§ Brief
Search the records for the string "売り小さめ". Copy each line where it occurs.

** Supplied material follows **

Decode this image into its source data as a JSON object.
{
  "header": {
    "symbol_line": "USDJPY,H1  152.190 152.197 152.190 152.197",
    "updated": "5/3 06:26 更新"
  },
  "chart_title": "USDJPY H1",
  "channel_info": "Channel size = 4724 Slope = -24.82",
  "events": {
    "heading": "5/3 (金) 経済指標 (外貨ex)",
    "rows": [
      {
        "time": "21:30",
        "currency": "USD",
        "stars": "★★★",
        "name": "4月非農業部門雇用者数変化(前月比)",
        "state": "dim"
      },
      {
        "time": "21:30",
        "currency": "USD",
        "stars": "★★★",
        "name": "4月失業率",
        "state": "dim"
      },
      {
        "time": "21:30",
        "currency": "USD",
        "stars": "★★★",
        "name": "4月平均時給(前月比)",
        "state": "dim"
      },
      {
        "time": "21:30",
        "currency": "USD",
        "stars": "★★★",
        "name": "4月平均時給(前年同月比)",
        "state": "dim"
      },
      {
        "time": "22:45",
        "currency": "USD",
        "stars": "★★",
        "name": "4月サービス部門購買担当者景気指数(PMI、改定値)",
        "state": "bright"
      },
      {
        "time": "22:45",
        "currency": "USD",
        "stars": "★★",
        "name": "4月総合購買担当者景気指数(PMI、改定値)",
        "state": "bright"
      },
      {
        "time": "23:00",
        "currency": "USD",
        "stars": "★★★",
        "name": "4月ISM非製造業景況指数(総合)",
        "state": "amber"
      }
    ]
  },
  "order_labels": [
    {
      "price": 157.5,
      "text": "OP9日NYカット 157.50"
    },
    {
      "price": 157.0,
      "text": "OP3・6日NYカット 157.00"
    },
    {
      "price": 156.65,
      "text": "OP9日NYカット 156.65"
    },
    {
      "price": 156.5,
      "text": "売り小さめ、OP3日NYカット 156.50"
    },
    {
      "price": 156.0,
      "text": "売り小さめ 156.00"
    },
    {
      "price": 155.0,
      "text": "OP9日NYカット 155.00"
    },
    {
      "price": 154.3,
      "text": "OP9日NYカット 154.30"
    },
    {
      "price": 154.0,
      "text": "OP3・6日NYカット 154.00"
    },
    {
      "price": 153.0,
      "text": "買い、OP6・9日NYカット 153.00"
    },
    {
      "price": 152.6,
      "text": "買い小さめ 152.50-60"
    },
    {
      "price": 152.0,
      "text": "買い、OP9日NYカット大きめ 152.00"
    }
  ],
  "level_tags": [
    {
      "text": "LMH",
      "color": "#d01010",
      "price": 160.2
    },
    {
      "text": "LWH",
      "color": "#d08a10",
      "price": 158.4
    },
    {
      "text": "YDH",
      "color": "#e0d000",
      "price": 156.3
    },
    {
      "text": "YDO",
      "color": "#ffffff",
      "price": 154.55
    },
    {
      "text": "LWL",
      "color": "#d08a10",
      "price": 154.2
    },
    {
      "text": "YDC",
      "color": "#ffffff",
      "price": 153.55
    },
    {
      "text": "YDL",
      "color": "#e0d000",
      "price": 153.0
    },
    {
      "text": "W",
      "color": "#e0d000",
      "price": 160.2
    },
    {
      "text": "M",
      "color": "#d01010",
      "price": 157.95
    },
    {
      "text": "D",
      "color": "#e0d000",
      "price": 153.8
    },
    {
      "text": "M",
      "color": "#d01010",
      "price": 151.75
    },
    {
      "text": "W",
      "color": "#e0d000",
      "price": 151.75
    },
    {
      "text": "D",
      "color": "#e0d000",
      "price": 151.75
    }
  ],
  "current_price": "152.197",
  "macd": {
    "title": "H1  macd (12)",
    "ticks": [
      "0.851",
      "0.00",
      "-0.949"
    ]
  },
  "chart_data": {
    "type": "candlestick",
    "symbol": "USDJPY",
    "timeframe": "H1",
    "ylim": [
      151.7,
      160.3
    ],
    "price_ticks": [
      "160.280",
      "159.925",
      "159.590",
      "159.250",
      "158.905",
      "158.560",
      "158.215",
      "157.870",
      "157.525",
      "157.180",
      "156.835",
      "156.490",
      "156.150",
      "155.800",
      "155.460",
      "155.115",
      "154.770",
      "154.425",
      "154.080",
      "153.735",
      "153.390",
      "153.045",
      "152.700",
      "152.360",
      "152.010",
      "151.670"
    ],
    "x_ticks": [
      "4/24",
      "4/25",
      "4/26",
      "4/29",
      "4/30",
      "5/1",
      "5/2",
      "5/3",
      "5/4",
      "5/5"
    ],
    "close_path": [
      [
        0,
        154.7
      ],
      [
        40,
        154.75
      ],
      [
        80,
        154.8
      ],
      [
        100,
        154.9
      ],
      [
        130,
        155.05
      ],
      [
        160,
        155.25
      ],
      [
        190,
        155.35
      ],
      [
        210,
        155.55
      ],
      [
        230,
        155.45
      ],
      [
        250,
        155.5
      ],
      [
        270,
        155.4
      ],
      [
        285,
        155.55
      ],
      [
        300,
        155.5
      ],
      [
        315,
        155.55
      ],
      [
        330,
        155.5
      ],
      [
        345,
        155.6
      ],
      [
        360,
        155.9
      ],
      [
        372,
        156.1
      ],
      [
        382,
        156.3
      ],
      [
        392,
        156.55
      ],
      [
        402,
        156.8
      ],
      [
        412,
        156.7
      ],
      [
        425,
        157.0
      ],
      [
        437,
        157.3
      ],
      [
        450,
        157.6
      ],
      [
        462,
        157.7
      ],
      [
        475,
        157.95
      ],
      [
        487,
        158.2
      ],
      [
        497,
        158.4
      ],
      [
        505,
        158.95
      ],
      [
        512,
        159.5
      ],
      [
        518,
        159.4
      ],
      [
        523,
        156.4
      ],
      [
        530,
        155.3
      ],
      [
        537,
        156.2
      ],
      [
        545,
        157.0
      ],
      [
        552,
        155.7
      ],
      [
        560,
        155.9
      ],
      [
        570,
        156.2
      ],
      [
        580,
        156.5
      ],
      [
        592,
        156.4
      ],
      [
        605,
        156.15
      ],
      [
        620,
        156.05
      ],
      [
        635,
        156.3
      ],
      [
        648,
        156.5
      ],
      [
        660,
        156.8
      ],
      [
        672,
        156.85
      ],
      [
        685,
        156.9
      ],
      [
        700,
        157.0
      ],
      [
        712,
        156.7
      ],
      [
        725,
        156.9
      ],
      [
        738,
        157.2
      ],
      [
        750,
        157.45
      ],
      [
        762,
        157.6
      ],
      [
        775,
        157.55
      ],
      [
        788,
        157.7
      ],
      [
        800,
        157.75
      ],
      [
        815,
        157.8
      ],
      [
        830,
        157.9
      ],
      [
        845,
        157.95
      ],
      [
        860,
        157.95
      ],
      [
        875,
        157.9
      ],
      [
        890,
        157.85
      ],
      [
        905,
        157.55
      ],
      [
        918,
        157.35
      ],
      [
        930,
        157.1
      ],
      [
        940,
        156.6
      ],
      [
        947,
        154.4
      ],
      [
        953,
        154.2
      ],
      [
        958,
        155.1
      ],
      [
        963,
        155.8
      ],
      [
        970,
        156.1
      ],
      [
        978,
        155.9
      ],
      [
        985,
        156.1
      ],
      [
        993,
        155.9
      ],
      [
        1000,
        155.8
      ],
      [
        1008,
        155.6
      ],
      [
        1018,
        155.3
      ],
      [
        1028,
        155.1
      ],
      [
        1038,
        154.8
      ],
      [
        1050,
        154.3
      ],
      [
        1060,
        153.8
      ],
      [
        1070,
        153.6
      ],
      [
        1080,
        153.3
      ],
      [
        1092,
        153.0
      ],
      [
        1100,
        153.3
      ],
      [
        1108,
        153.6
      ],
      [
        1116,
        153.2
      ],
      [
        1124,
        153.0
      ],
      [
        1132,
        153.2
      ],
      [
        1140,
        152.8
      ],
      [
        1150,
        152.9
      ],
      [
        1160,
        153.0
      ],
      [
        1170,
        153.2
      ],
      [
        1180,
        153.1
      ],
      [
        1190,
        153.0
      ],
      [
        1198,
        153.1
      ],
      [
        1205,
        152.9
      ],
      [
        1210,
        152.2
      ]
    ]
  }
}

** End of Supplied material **

§ Task result
      "text": "売り小さめ、OP3日NYカット 156.50"
      "text": "売り小さめ 156.00"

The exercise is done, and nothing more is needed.